Problem requirements
Apart from the pictures, output all of the records exactly.

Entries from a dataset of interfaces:
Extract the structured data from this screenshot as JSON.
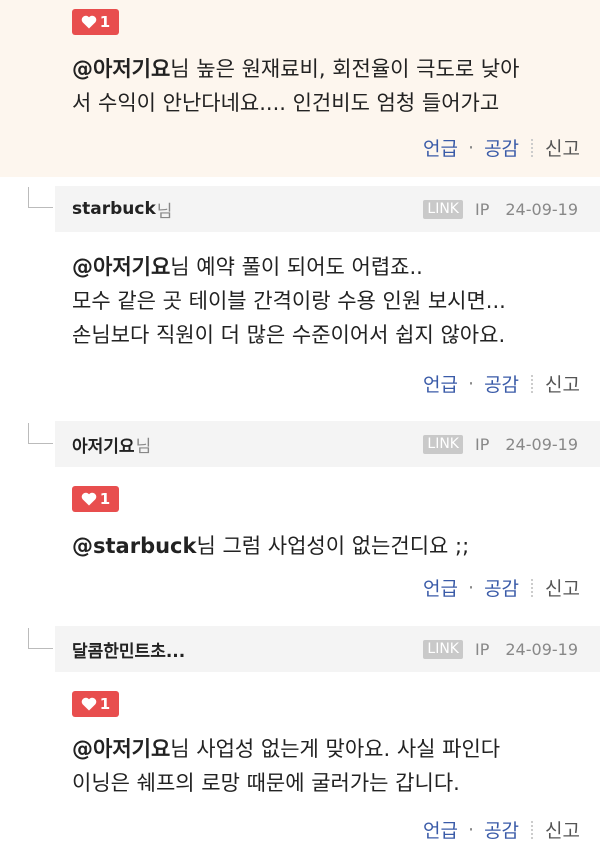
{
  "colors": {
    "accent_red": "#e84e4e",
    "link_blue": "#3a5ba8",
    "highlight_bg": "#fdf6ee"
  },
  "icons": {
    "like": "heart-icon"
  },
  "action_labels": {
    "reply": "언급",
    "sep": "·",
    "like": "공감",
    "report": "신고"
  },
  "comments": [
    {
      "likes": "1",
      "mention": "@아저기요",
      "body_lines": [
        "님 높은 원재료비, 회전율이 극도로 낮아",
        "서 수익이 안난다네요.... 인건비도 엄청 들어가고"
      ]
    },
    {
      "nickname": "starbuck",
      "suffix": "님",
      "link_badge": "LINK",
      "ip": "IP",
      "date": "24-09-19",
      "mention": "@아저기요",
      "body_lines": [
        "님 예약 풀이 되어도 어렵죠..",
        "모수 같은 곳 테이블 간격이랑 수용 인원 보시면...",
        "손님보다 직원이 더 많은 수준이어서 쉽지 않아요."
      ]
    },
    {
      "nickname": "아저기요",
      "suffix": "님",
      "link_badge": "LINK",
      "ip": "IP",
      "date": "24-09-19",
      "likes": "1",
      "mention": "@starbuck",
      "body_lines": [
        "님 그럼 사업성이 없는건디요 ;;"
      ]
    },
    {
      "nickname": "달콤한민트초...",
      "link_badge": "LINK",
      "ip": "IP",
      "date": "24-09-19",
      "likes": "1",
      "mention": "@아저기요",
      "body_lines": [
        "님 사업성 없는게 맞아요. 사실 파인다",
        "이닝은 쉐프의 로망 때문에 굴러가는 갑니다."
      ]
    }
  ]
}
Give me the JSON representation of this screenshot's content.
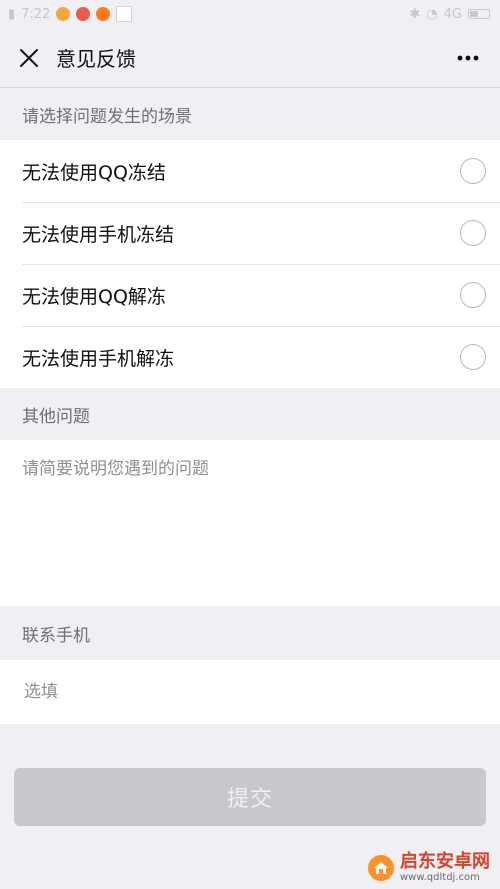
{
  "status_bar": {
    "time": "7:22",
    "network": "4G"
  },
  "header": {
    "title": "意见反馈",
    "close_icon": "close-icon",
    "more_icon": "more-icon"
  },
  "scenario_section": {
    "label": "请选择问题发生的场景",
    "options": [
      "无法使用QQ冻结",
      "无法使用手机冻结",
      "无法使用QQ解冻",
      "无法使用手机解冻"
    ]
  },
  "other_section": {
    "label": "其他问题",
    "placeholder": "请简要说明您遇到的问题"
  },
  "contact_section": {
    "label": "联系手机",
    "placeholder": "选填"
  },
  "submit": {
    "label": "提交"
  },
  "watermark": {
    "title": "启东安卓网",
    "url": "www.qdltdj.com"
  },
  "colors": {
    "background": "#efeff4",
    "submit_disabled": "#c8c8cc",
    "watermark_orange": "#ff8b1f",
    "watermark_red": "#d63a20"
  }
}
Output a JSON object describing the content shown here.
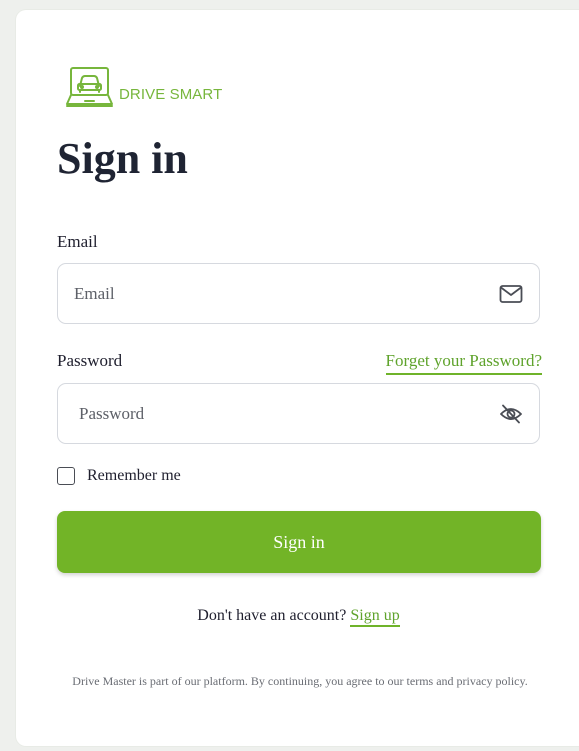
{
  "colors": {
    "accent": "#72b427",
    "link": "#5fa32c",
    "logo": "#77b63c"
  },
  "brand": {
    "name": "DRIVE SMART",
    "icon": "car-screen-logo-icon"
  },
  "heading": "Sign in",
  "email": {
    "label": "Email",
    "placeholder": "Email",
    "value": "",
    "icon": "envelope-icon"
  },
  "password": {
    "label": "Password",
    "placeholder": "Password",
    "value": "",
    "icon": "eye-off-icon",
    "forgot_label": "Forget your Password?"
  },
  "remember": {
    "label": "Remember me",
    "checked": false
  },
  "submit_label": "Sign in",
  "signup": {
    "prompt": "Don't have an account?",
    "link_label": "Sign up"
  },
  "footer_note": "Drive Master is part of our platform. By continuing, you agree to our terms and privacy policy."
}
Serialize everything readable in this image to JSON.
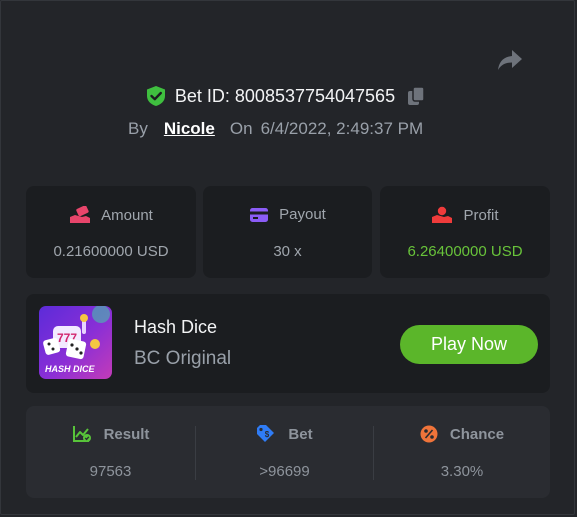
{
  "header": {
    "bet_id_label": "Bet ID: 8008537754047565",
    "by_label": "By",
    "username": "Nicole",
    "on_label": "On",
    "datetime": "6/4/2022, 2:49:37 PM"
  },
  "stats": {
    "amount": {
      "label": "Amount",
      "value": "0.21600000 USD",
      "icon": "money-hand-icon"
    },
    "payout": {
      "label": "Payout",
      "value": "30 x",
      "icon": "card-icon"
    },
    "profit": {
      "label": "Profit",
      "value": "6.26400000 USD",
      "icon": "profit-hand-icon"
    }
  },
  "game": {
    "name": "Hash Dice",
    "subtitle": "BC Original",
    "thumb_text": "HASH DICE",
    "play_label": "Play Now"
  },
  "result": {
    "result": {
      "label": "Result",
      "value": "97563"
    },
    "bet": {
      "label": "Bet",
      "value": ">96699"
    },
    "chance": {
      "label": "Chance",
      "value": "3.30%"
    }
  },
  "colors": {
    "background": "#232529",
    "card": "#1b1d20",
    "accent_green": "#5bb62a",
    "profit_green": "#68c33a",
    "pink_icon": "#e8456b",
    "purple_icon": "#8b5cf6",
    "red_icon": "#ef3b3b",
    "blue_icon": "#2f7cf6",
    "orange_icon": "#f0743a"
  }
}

Task output
Extract the structured data from this screenshot as JSON.
{
  "colors": {
    "accent_red": "#e84e4e",
    "link_blue": "#3a5ba8",
    "highlight_bg": "#fdf6ee"
  },
  "icons": {
    "like": "heart-icon"
  },
  "action_labels": {
    "reply": "언급",
    "sep": "·",
    "like": "공감",
    "report": "신고"
  },
  "comments": [
    {
      "likes": "1",
      "mention": "@아저기요",
      "body_lines": [
        "님 높은 원재료비, 회전율이 극도로 낮아",
        "서 수익이 안난다네요.... 인건비도 엄청 들어가고"
      ]
    },
    {
      "nickname": "starbuck",
      "suffix": "님",
      "link_badge": "LINK",
      "ip": "IP",
      "date": "24-09-19",
      "mention": "@아저기요",
      "body_lines": [
        "님 예약 풀이 되어도 어렵죠..",
        "모수 같은 곳 테이블 간격이랑 수용 인원 보시면...",
        "손님보다 직원이 더 많은 수준이어서 쉽지 않아요."
      ]
    },
    {
      "nickname": "아저기요",
      "suffix": "님",
      "link_badge": "LINK",
      "ip": "IP",
      "date": "24-09-19",
      "likes": "1",
      "mention": "@starbuck",
      "body_lines": [
        "님 그럼 사업성이 없는건디요 ;;"
      ]
    },
    {
      "nickname": "달콤한민트초...",
      "link_badge": "LINK",
      "ip": "IP",
      "date": "24-09-19",
      "likes": "1",
      "mention": "@아저기요",
      "body_lines": [
        "님 사업성 없는게 맞아요. 사실 파인다",
        "이닝은 쉐프의 로망 때문에 굴러가는 갑니다."
      ]
    }
  ]
}
Give me the JSON representation of this screenshot's content.
{
  "status_bar": {
    "time": "7:22",
    "network": "4G"
  },
  "header": {
    "title": "意见反馈",
    "close_icon": "close-icon",
    "more_icon": "more-icon"
  },
  "scenario_section": {
    "label": "请选择问题发生的场景",
    "options": [
      "无法使用QQ冻结",
      "无法使用手机冻结",
      "无法使用QQ解冻",
      "无法使用手机解冻"
    ]
  },
  "other_section": {
    "label": "其他问题",
    "placeholder": "请简要说明您遇到的问题"
  },
  "contact_section": {
    "label": "联系手机",
    "placeholder": "选填"
  },
  "submit": {
    "label": "提交"
  },
  "watermark": {
    "title": "启东安卓网",
    "url": "www.qdltdj.com"
  },
  "colors": {
    "background": "#efeff4",
    "submit_disabled": "#c8c8cc",
    "watermark_orange": "#ff8b1f",
    "watermark_red": "#d63a20"
  }
}
Output a JSON object describing the content shown here.
{
  "colors": {
    "accent": "#72b427",
    "link": "#5fa32c",
    "logo": "#77b63c"
  },
  "brand": {
    "name": "DRIVE SMART",
    "icon": "car-screen-logo-icon"
  },
  "heading": "Sign in",
  "email": {
    "label": "Email",
    "placeholder": "Email",
    "value": "",
    "icon": "envelope-icon"
  },
  "password": {
    "label": "Password",
    "placeholder": "Password",
    "value": "",
    "icon": "eye-off-icon",
    "forgot_label": "Forget your Password?"
  },
  "remember": {
    "label": "Remember me",
    "checked": false
  },
  "submit_label": "Sign in",
  "signup": {
    "prompt": "Don't have an account?",
    "link_label": "Sign up"
  },
  "footer_note": "Drive Master is part of our platform. By continuing, you agree to our terms and privacy policy."
}
Serialize everything readable in this image to JSON.
{
  "header": {
    "bet_id_label": "Bet ID: 8008537754047565",
    "by_label": "By",
    "username": "Nicole",
    "on_label": "On",
    "datetime": "6/4/2022, 2:49:37 PM"
  },
  "stats": {
    "amount": {
      "label": "Amount",
      "value": "0.21600000 USD",
      "icon": "money-hand-icon"
    },
    "payout": {
      "label": "Payout",
      "value": "30 x",
      "icon": "card-icon"
    },
    "profit": {
      "label": "Profit",
      "value": "6.26400000 USD",
      "icon": "profit-hand-icon"
    }
  },
  "game": {
    "name": "Hash Dice",
    "subtitle": "BC Original",
    "thumb_text": "HASH DICE",
    "play_label": "Play Now"
  },
  "result": {
    "result": {
      "label": "Result",
      "value": "97563"
    },
    "bet": {
      "label": "Bet",
      "value": ">96699"
    },
    "chance": {
      "label": "Chance",
      "value": "3.30%"
    }
  },
  "colors": {
    "background": "#232529",
    "card": "#1b1d20",
    "accent_green": "#5bb62a",
    "profit_green": "#68c33a",
    "pink_icon": "#e8456b",
    "purple_icon": "#8b5cf6",
    "red_icon": "#ef3b3b",
    "blue_icon": "#2f7cf6",
    "orange_icon": "#f0743a"
  }
}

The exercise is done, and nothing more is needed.